• WORK REQUEST:
Filter the entries below down to the lines that hold "Shift".

INFORMATION below:

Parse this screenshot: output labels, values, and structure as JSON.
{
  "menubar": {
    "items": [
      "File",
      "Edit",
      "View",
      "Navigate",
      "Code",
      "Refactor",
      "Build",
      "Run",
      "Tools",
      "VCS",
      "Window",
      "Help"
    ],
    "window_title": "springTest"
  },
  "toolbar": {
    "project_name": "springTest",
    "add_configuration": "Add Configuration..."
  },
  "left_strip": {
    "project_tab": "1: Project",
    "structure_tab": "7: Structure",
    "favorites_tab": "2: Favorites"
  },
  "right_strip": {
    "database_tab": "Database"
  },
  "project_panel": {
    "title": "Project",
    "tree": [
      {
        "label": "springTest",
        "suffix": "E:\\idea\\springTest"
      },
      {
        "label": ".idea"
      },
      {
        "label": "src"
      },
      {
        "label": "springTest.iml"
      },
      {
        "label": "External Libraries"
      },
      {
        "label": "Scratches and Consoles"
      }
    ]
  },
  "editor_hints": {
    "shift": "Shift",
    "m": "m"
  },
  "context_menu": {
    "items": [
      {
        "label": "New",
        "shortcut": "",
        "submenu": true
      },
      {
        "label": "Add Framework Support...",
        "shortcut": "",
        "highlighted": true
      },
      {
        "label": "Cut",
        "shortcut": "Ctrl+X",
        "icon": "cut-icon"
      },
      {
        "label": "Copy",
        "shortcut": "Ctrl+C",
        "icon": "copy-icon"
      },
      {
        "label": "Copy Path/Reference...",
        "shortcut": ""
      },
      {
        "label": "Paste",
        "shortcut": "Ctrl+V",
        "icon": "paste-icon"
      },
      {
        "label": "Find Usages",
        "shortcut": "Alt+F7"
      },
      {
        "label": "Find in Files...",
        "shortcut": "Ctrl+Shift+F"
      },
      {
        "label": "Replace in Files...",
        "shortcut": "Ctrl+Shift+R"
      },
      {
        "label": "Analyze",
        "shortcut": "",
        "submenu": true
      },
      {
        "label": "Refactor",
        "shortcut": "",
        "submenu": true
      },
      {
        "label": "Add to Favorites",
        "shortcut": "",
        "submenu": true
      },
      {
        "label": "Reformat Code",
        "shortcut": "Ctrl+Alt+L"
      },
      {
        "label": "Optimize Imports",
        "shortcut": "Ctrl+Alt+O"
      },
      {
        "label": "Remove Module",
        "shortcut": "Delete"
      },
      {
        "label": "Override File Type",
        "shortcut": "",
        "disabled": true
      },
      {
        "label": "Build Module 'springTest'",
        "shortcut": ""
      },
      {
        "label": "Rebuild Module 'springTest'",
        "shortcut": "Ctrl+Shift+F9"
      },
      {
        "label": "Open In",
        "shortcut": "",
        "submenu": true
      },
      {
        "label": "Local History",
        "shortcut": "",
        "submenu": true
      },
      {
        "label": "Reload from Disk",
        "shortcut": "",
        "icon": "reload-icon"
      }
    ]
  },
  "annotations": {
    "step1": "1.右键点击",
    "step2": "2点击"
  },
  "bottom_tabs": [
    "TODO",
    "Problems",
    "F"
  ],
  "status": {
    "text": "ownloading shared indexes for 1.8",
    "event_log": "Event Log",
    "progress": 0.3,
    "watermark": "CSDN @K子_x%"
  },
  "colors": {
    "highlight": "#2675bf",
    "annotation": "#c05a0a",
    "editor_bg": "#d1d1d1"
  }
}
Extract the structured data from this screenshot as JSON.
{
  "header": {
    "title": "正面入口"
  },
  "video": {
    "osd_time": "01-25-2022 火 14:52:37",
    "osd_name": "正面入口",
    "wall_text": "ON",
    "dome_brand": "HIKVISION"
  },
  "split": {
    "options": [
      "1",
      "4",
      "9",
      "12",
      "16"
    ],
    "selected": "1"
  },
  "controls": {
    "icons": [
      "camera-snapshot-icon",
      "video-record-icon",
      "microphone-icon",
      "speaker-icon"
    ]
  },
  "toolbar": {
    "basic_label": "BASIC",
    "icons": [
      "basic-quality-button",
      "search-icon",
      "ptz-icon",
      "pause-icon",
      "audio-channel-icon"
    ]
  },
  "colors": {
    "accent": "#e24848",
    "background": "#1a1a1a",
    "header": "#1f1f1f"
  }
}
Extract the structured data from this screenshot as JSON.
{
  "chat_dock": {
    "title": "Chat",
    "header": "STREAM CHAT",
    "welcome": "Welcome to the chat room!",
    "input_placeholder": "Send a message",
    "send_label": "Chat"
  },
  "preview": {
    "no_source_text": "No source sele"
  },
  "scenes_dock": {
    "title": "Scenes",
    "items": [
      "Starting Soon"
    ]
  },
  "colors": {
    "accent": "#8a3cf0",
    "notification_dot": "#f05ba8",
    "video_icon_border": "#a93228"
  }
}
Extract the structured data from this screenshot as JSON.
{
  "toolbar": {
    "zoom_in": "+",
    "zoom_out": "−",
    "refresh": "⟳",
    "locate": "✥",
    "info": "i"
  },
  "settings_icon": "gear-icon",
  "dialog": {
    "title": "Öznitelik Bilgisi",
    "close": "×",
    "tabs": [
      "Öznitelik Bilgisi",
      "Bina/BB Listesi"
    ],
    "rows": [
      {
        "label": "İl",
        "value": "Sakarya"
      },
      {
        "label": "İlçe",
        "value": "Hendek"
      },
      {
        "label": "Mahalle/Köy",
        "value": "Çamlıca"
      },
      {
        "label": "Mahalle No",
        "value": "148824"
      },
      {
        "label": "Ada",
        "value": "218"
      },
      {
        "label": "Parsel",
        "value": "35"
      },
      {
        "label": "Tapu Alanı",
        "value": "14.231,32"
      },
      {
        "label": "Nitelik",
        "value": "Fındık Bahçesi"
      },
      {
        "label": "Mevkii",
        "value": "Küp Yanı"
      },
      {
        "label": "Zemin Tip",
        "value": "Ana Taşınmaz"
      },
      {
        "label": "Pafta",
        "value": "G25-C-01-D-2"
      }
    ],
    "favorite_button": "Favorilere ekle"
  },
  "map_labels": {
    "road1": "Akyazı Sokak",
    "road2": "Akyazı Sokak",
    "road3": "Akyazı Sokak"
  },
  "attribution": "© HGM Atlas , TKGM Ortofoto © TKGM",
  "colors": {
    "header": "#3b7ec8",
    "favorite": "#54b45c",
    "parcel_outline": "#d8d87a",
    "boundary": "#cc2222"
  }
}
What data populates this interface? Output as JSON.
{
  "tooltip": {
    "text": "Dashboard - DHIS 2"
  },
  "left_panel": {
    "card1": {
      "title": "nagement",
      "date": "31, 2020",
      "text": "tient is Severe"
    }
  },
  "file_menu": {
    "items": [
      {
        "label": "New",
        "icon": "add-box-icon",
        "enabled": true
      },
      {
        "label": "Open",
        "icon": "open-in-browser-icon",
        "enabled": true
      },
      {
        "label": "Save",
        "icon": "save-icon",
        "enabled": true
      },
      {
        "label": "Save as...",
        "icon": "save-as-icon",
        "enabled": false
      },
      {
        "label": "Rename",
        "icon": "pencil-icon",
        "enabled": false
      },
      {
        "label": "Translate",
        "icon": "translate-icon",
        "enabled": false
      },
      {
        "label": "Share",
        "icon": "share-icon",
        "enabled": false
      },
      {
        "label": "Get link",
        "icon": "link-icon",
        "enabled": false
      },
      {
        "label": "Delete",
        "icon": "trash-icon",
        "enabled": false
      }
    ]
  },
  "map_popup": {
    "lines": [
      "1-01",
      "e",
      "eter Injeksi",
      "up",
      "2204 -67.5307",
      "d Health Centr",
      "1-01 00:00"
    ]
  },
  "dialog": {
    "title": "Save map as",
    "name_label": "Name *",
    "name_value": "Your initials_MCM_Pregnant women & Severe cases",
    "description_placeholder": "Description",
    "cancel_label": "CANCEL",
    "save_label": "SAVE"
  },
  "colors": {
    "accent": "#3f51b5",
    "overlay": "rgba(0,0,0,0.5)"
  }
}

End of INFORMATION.

• RESULT OF THIS TASK:
    "shift": "Shift",
        "shortcut": "Ctrl+Shift+F"
        "shortcut": "Ctrl+Shift+R"
        "shortcut": "Ctrl+Shift+F9"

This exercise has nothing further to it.